Through developing better habits around the meetings, she attended and the tasks she agreed to in meetings, Nicolle is now able to get home on time at least three days per week.
Types of Meetings
Team meetings can be an effective method of communicating information relating to business objectives.
Some advice for team meetings:
- Keep them short and sweet. 30 minutes to 45 minutes is ideal
- Keep them consistent, ensure they are run at the same time at agreed intervals
- Set a consistent agenda which aligns to team priorities
- Rotate the chair. It changes the tone of the meeting and gives different members the opportunity to take responsibility of the agenda and minutes.

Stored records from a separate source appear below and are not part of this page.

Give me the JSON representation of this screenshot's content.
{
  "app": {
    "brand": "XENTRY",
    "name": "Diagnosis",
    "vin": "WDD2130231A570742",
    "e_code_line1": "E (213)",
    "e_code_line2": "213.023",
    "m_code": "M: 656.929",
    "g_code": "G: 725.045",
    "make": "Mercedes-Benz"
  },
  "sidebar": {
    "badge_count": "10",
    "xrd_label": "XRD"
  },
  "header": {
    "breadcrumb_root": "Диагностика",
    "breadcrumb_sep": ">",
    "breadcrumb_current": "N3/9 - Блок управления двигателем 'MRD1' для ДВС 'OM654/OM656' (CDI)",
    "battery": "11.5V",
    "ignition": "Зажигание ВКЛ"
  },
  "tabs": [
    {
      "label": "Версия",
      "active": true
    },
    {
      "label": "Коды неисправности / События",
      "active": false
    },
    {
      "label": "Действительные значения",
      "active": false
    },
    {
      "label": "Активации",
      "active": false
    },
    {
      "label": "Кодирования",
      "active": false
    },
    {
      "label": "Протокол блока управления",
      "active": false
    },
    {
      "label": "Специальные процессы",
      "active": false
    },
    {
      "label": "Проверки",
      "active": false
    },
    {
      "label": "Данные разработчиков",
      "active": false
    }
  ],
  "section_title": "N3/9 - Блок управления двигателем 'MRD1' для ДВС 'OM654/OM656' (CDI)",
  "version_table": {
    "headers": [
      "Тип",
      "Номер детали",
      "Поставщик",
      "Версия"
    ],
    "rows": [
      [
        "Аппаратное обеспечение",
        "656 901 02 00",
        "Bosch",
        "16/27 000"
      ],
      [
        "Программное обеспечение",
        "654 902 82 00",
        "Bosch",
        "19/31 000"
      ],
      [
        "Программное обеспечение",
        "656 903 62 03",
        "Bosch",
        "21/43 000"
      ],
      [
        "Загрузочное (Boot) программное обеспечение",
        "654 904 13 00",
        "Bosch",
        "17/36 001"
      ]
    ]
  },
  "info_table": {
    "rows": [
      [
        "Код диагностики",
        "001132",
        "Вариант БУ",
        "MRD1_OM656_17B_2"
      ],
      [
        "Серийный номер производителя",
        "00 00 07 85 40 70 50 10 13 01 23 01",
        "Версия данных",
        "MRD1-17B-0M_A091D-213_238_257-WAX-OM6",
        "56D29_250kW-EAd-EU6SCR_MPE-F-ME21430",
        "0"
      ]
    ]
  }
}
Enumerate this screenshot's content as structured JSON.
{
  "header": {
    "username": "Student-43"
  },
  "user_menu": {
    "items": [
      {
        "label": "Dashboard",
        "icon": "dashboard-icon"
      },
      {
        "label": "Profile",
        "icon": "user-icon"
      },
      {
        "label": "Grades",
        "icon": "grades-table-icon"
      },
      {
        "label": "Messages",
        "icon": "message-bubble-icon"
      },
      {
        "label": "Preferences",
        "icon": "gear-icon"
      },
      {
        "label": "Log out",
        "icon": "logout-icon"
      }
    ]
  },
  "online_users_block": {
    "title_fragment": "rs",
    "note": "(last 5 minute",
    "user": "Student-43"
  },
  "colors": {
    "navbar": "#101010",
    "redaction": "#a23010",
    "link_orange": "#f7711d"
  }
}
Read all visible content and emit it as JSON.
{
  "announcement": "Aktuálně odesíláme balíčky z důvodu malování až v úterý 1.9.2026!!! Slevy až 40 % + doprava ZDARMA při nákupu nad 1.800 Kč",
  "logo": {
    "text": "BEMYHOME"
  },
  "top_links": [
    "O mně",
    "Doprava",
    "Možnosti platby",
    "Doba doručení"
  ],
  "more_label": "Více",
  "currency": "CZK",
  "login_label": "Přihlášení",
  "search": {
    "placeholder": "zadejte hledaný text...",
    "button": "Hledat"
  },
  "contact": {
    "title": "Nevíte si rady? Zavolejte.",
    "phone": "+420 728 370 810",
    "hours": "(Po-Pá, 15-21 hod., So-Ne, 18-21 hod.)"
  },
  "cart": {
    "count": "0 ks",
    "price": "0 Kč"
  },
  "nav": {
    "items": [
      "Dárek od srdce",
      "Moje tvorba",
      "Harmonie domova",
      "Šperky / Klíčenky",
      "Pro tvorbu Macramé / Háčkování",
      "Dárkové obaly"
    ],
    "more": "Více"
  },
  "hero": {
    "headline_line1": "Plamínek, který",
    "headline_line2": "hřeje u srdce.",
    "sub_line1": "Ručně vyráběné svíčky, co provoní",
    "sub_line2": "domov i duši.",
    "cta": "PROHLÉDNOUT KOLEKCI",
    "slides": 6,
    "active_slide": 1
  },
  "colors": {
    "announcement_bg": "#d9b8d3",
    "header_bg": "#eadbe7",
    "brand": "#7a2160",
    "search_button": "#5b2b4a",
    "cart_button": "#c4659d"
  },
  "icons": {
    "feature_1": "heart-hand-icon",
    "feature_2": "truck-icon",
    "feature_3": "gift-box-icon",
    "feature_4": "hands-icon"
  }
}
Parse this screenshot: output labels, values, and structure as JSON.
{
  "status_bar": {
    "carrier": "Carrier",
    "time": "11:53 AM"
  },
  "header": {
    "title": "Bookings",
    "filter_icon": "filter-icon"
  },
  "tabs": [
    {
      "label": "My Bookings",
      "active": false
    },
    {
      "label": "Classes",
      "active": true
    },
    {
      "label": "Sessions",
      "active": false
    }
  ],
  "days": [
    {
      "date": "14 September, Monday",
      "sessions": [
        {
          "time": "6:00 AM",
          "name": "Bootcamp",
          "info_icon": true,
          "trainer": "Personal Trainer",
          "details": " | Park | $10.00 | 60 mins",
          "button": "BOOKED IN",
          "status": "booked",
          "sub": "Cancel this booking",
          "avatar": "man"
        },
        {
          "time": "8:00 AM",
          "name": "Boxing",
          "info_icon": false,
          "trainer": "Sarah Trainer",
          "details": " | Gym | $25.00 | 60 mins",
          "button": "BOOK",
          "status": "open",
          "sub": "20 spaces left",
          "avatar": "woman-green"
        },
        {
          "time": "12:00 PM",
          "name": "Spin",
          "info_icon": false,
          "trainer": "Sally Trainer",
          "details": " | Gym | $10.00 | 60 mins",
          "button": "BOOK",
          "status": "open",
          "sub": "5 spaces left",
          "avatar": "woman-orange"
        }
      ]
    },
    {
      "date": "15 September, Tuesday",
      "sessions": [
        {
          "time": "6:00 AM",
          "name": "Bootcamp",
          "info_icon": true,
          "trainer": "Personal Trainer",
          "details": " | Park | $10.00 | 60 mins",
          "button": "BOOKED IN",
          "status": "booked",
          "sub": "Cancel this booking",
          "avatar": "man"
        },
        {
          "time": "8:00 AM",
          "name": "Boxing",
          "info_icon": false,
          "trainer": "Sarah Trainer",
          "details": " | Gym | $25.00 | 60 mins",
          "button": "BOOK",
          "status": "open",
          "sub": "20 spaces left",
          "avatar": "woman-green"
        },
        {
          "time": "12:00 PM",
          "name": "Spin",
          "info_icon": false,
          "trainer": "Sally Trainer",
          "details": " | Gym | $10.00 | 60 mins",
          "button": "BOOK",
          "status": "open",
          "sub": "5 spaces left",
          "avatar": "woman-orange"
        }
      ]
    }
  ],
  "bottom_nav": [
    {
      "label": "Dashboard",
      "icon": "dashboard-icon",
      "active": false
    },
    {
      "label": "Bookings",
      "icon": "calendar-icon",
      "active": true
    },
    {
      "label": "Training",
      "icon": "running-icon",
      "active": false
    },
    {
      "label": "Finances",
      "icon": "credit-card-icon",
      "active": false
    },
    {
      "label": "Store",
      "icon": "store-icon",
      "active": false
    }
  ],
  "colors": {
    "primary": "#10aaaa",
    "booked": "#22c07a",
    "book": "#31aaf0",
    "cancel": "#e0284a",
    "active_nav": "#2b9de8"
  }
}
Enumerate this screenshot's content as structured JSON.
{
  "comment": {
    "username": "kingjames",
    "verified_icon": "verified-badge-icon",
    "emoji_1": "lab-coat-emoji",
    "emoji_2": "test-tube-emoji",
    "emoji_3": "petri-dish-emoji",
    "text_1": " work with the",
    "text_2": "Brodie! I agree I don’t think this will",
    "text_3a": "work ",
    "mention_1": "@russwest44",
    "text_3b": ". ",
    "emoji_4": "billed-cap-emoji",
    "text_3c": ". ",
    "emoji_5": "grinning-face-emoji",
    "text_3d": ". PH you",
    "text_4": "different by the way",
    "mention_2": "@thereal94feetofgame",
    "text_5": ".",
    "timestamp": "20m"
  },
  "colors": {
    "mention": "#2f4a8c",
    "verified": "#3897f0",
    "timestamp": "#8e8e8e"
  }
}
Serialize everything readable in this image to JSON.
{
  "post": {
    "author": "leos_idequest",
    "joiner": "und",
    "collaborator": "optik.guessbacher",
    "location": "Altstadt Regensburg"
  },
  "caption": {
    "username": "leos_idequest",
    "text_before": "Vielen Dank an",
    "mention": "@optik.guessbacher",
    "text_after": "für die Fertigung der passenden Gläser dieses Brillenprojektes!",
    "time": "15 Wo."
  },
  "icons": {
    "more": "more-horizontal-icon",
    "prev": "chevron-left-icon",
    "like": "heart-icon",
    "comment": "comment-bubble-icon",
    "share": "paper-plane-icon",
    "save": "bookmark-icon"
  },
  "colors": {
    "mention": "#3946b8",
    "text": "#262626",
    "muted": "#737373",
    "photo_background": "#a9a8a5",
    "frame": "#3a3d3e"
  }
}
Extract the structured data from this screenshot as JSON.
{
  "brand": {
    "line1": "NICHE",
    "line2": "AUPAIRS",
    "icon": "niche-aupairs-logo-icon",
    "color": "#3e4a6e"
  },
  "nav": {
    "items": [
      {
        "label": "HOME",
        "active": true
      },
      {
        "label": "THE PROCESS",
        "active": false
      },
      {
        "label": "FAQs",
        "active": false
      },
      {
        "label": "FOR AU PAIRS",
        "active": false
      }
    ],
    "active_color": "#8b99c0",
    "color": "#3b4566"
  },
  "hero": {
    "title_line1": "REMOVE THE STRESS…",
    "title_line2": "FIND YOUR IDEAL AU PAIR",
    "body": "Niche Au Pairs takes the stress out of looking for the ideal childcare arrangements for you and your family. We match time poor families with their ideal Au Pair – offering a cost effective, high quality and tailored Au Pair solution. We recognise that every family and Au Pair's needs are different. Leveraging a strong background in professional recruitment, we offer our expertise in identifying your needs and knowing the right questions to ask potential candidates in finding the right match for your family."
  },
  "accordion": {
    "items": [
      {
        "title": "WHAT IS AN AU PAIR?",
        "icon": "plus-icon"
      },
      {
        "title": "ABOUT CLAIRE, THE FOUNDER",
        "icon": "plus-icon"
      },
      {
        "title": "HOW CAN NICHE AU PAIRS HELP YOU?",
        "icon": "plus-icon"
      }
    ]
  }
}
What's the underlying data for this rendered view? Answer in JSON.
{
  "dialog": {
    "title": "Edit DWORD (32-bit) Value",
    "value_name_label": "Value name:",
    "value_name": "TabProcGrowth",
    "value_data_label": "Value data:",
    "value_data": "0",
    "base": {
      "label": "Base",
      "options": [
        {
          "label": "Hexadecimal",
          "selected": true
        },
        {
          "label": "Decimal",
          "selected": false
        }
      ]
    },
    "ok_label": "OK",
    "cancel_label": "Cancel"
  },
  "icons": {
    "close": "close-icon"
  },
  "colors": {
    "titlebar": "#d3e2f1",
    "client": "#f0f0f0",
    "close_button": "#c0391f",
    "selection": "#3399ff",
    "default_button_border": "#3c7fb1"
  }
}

The agile project methodology encourages a production focus rather than a task focus. Team members work in sprints. They produce work and test it in live customer situations. This replaces methodologies which work line by line through detailed project plans.
Each day they have a 15min “stand-up” scrum meeting and ask:
- What’s been achieved since we last met?
- What are we going to achieve today?
- What obstacles are getting in our way?
- What obstacles might we be putting in someone else’s way?
Professional Development Meetings
Spending proactive development time with employees helps with forward planning and succession planning. It also provides opportunities to delegate tasks as learning opportunities.
The return on investment for investing in people is clear. According to London Business School’s research, for every dollar invested into people, businesses see a $6 return.
Likewise, meetings with your manager, mentor or coach can be used to brainstorm professional challenges, and continue to move your career forward. Don’t think of your own development as luxury time.
This is a proactive high-value activity which benefits you, your team and your business. One new idea is often the difference between good and great performance.
Applying mindfulness techniques to meetings helps meeting participants get the most out of each meeting they attend.
Apply mindfulness to meetings by:
- Kicking off meetings with five minutes of silence. This gives participants time to let go of whatever was on their minds prior to entering the room. They set an intention of what they want to achieve out of the meeting. They put themselves in the best mind frame to listen to others.
- Allocating time to each person to speak without interruption before discussion starts.
Calls to action:
- Agree to meeting rules with your team
- Start applying better meeting disciplines to the meetings you accept, and the actions you agree to within meetings
- Go through your diary for the next four weeks and look for meetings which can be cancelled.
Habits to work on:
- Ask, is a meeting really necessary?
- Always have an agenda, and confirm it within the first five minutes of your meetings
- Always have an outcome, and confirm it within the last five minutes of your meetings
- Schedule time in your diary for follow up immediately after each meeting.
Let us know how you go!
Keep moving forward,